__TASK STATEMENT__:
Each record below needs to be reproduced precisely, though not its pictures.

*** Opening of ENTRIES PROVIDED ***

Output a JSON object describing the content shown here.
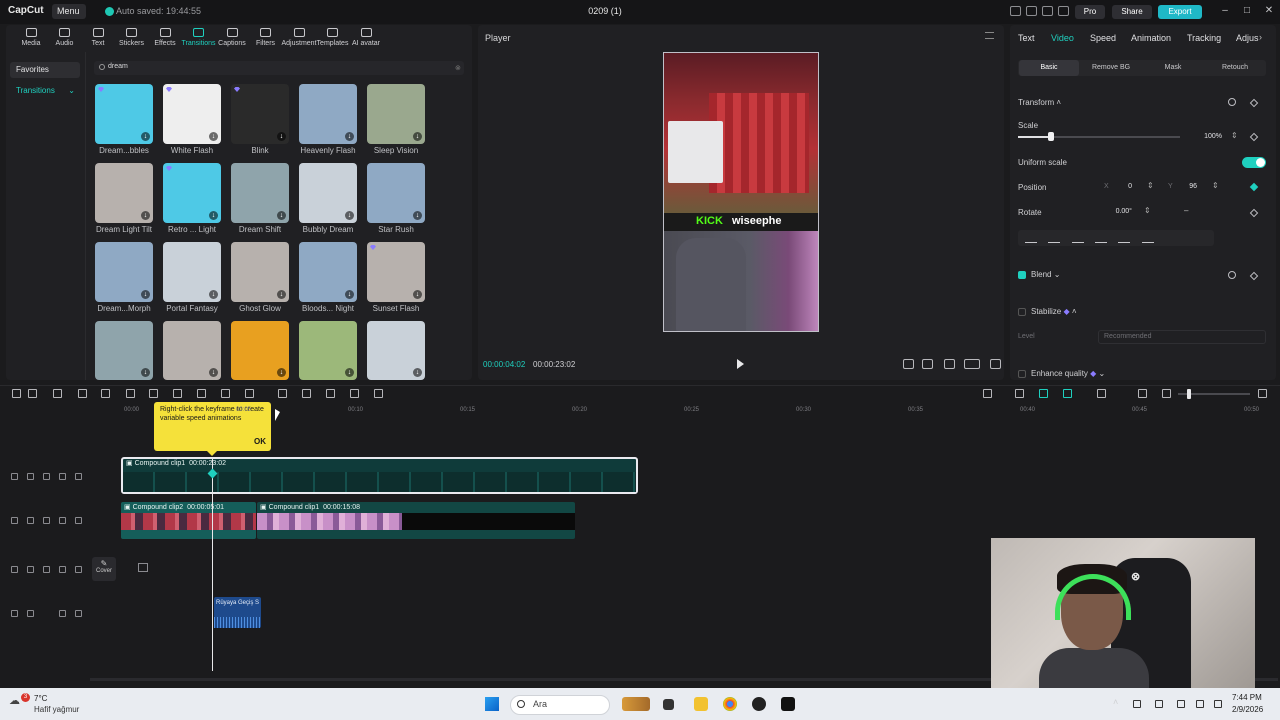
{
  "app": {
    "logo": "CapCut",
    "menu_label": "Menu",
    "autosave": "Auto saved: 19:44:55",
    "project_title": "0209 (1)",
    "pro_label": "Pro",
    "share_label": "Share",
    "export_label": "Export"
  },
  "window_controls": [
    "–",
    "□",
    "✕"
  ],
  "media_tabs": [
    {
      "label": "Media",
      "icon": "media-icon"
    },
    {
      "label": "Audio",
      "icon": "audio-icon"
    },
    {
      "label": "Text",
      "icon": "text-icon"
    },
    {
      "label": "Stickers",
      "icon": "stickers-icon"
    },
    {
      "label": "Effects",
      "icon": "effects-icon"
    },
    {
      "label": "Transitions",
      "icon": "transitions-icon",
      "active": true
    },
    {
      "label": "Captions",
      "icon": "captions-icon"
    },
    {
      "label": "Filters",
      "icon": "filters-icon"
    },
    {
      "label": "Adjustment",
      "icon": "adjustment-icon"
    },
    {
      "label": "Templates",
      "icon": "templates-icon"
    },
    {
      "label": "AI avatar",
      "icon": "ai-avatar-icon"
    }
  ],
  "sidebar": {
    "favorites": "Favorites",
    "transitions": "Transitions"
  },
  "search": {
    "value": "dream"
  },
  "transitions": [
    {
      "label": "Dream...bbles",
      "color": "#4ec9e6"
    },
    {
      "label": "White Flash",
      "color": "#eeeeee"
    },
    {
      "label": "Blink",
      "color": "#2a2a2a"
    },
    {
      "label": "Heavenly Flash",
      "color": "#8fa9c4"
    },
    {
      "label": "Sleep Vision",
      "color": "#9aa88e"
    },
    {
      "label": "Dream Light Tilt",
      "color": "#b7b1ad"
    },
    {
      "label": "Retro ... Light",
      "color": "#4ec9e6"
    },
    {
      "label": "Dream Shift",
      "color": "#8fa4ab"
    },
    {
      "label": "Bubbly Dream",
      "color": "#c9d1d9"
    },
    {
      "label": "Star Rush",
      "color": "#8fa9c4"
    },
    {
      "label": "Dream...Morph",
      "color": "#8fa9c4"
    },
    {
      "label": "Portal Fantasy",
      "color": "#c9d1d9"
    },
    {
      "label": "Ghost Glow",
      "color": "#b7b1ad"
    },
    {
      "label": "Bloods... Night",
      "color": "#8fa9c4"
    },
    {
      "label": "Sunset Flash",
      "color": "#b7b1ad"
    },
    {
      "label": "",
      "color": "#8fa4ab"
    },
    {
      "label": "",
      "color": "#b7b1ad"
    },
    {
      "label": "",
      "color": "#e8a020"
    },
    {
      "label": "",
      "color": "#9cb87a"
    },
    {
      "label": "",
      "color": "#c9d1d9"
    }
  ],
  "player": {
    "title": "Player",
    "time_current": "00:00:04:02",
    "time_total": "00:00:23:02",
    "video_kick": "KICK",
    "video_name": "wiseephe"
  },
  "inspector": {
    "tabs": [
      "Text",
      "Video",
      "Speed",
      "Animation",
      "Tracking",
      "Adjus"
    ],
    "active_tab": "Video",
    "subtabs": [
      "Basic",
      "Remove BG",
      "Mask",
      "Retouch"
    ],
    "transform": "Transform",
    "scale_label": "Scale",
    "scale_value": "100%",
    "scale_fraction": 0.2,
    "uniform_scale": "Uniform scale",
    "position_label": "Position",
    "pos_x_label": "X",
    "pos_x": "0",
    "pos_y_label": "Y",
    "pos_y": "96",
    "rotate_label": "Rotate",
    "rotate_value": "0.00°",
    "rotate_dash": "–",
    "blend": "Blend",
    "stabilize": "Stabilize",
    "level_label": "Level",
    "level_value": "Recommended",
    "enhance": "Enhance quality"
  },
  "timeline": {
    "ticks": [
      "00:00",
      "00:05",
      "00:10",
      "00:15",
      "00:20",
      "00:25",
      "00:30",
      "00:35",
      "00:40",
      "00:45",
      "00:50"
    ],
    "tooltip_text": "Right-click the keyframe to create variable speed animations",
    "tooltip_ok": "OK",
    "clip_main_name": "Compound clip1",
    "clip_main_dur": "00:00:23:02",
    "clip_a_name": "Compound clip2",
    "clip_a_dur": "00:00:05:01",
    "clip_b_name": "Compound clip1",
    "clip_b_dur": "00:00:15:08",
    "cover_label": "Cover",
    "audio_name": "Rüyaya Geçiş S"
  },
  "taskbar": {
    "weather_badge": "3",
    "temp": "7°C",
    "weather": "Hafif yağmur",
    "search_placeholder": "Ara",
    "time": "7:44 PM",
    "date": "2/9/2026"
  }
}
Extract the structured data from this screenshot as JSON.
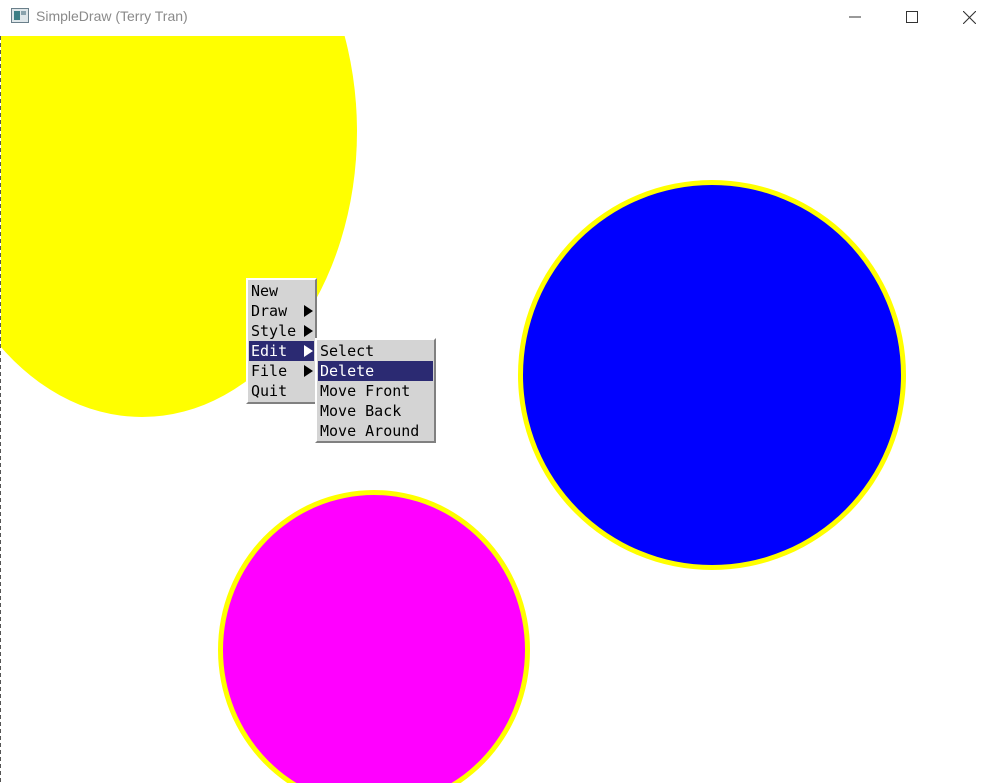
{
  "window": {
    "title": "SimpleDraw (Terry Tran)",
    "icon": "app-window-icon",
    "controls": [
      "minimize-icon",
      "maximize-icon",
      "close-icon"
    ]
  },
  "canvas": {
    "background": "#ffffff",
    "shapes": [
      {
        "name": "yellow-circle",
        "fill": "#ffff00",
        "outline": "#ffff00"
      },
      {
        "name": "blue-circle",
        "fill": "#0000ff",
        "outline": "#ffff00"
      },
      {
        "name": "magenta-circle",
        "fill": "#ff00ff",
        "outline": "#ffff00"
      }
    ]
  },
  "context_menu": {
    "items": [
      {
        "label": "New",
        "has_submenu": false
      },
      {
        "label": "Draw",
        "has_submenu": true
      },
      {
        "label": "Style",
        "has_submenu": true
      },
      {
        "label": "Edit",
        "has_submenu": true,
        "highlighted": true
      },
      {
        "label": "File",
        "has_submenu": true
      },
      {
        "label": "Quit",
        "has_submenu": false
      }
    ],
    "highlight_color": "#2b2a72"
  },
  "edit_submenu": {
    "items": [
      {
        "label": "Select"
      },
      {
        "label": "Delete",
        "highlighted": true
      },
      {
        "label": "Move Front"
      },
      {
        "label": "Move Back"
      },
      {
        "label": "Move Around"
      }
    ]
  }
}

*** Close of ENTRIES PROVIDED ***

__RESPONSE TO THE EXERCISE__:
Output a JSON object describing the content shown here.
{
  "app": {
    "logo": "CapCut",
    "menu_label": "Menu",
    "autosave": "Auto saved: 19:44:55",
    "project_title": "0209 (1)",
    "pro_label": "Pro",
    "share_label": "Share",
    "export_label": "Export"
  },
  "window_controls": [
    "–",
    "□",
    "✕"
  ],
  "media_tabs": [
    {
      "label": "Media",
      "icon": "media-icon"
    },
    {
      "label": "Audio",
      "icon": "audio-icon"
    },
    {
      "label": "Text",
      "icon": "text-icon"
    },
    {
      "label": "Stickers",
      "icon": "stickers-icon"
    },
    {
      "label": "Effects",
      "icon": "effects-icon"
    },
    {
      "label": "Transitions",
      "icon": "transitions-icon",
      "active": true
    },
    {
      "label": "Captions",
      "icon": "captions-icon"
    },
    {
      "label": "Filters",
      "icon": "filters-icon"
    },
    {
      "label": "Adjustment",
      "icon": "adjustment-icon"
    },
    {
      "label": "Templates",
      "icon": "templates-icon"
    },
    {
      "label": "AI avatar",
      "icon": "ai-avatar-icon"
    }
  ],
  "sidebar": {
    "favorites": "Favorites",
    "transitions": "Transitions"
  },
  "search": {
    "value": "dream"
  },
  "transitions": [
    {
      "label": "Dream...bbles",
      "color": "#4ec9e6"
    },
    {
      "label": "White Flash",
      "color": "#eeeeee"
    },
    {
      "label": "Blink",
      "color": "#2a2a2a"
    },
    {
      "label": "Heavenly Flash",
      "color": "#8fa9c4"
    },
    {
      "label": "Sleep Vision",
      "color": "#9aa88e"
    },
    {
      "label": "Dream Light Tilt",
      "color": "#b7b1ad"
    },
    {
      "label": "Retro ... Light",
      "color": "#4ec9e6"
    },
    {
      "label": "Dream Shift",
      "color": "#8fa4ab"
    },
    {
      "label": "Bubbly Dream",
      "color": "#c9d1d9"
    },
    {
      "label": "Star Rush",
      "color": "#8fa9c4"
    },
    {
      "label": "Dream...Morph",
      "color": "#8fa9c4"
    },
    {
      "label": "Portal Fantasy",
      "color": "#c9d1d9"
    },
    {
      "label": "Ghost Glow",
      "color": "#b7b1ad"
    },
    {
      "label": "Bloods... Night",
      "color": "#8fa9c4"
    },
    {
      "label": "Sunset Flash",
      "color": "#b7b1ad"
    },
    {
      "label": "",
      "color": "#8fa4ab"
    },
    {
      "label": "",
      "color": "#b7b1ad"
    },
    {
      "label": "",
      "color": "#e8a020"
    },
    {
      "label": "",
      "color": "#9cb87a"
    },
    {
      "label": "",
      "color": "#c9d1d9"
    }
  ],
  "player": {
    "title": "Player",
    "time_current": "00:00:04:02",
    "time_total": "00:00:23:02",
    "video_kick": "KICK",
    "video_name": "wiseephe"
  },
  "inspector": {
    "tabs": [
      "Text",
      "Video",
      "Speed",
      "Animation",
      "Tracking",
      "Adjus"
    ],
    "active_tab": "Video",
    "subtabs": [
      "Basic",
      "Remove BG",
      "Mask",
      "Retouch"
    ],
    "transform": "Transform",
    "scale_label": "Scale",
    "scale_value": "100%",
    "scale_fraction": 0.2,
    "uniform_scale": "Uniform scale",
    "position_label": "Position",
    "pos_x_label": "X",
    "pos_x": "0",
    "pos_y_label": "Y",
    "pos_y": "96",
    "rotate_label": "Rotate",
    "rotate_value": "0.00°",
    "rotate_dash": "–",
    "blend": "Blend",
    "stabilize": "Stabilize",
    "level_label": "Level",
    "level_value": "Recommended",
    "enhance": "Enhance quality"
  },
  "timeline": {
    "ticks": [
      "00:00",
      "00:05",
      "00:10",
      "00:15",
      "00:20",
      "00:25",
      "00:30",
      "00:35",
      "00:40",
      "00:45",
      "00:50"
    ],
    "tooltip_text": "Right-click the keyframe to create variable speed animations",
    "tooltip_ok": "OK",
    "clip_main_name": "Compound clip1",
    "clip_main_dur": "00:00:23:02",
    "clip_a_name": "Compound clip2",
    "clip_a_dur": "00:00:05:01",
    "clip_b_name": "Compound clip1",
    "clip_b_dur": "00:00:15:08",
    "cover_label": "Cover",
    "audio_name": "Rüyaya Geçiş S"
  },
  "taskbar": {
    "weather_badge": "3",
    "temp": "7°C",
    "weather": "Hafif yağmur",
    "search_placeholder": "Ara",
    "time": "7:44 PM",
    "date": "2/9/2026"
  }
}
Extract the structured data from this screenshot as JSON.
{
  "window": {
    "title": "SimpleDraw (Terry Tran)",
    "icon": "app-window-icon",
    "controls": [
      "minimize-icon",
      "maximize-icon",
      "close-icon"
    ]
  },
  "canvas": {
    "background": "#ffffff",
    "shapes": [
      {
        "name": "yellow-circle",
        "fill": "#ffff00",
        "outline": "#ffff00"
      },
      {
        "name": "blue-circle",
        "fill": "#0000ff",
        "outline": "#ffff00"
      },
      {
        "name": "magenta-circle",
        "fill": "#ff00ff",
        "outline": "#ffff00"
      }
    ]
  },
  "context_menu": {
    "items": [
      {
        "label": "New",
        "has_submenu": false
      },
      {
        "label": "Draw",
        "has_submenu": true
      },
      {
        "label": "Style",
        "has_submenu": true
      },
      {
        "label": "Edit",
        "has_submenu": true,
        "highlighted": true
      },
      {
        "label": "File",
        "has_submenu": true
      },
      {
        "label": "Quit",
        "has_submenu": false
      }
    ],
    "highlight_color": "#2b2a72"
  },
  "edit_submenu": {
    "items": [
      {
        "label": "Select"
      },
      {
        "label": "Delete",
        "highlighted": true
      },
      {
        "label": "Move Front"
      },
      {
        "label": "Move Back"
      },
      {
        "label": "Move Around"
      }
    ]
  }
}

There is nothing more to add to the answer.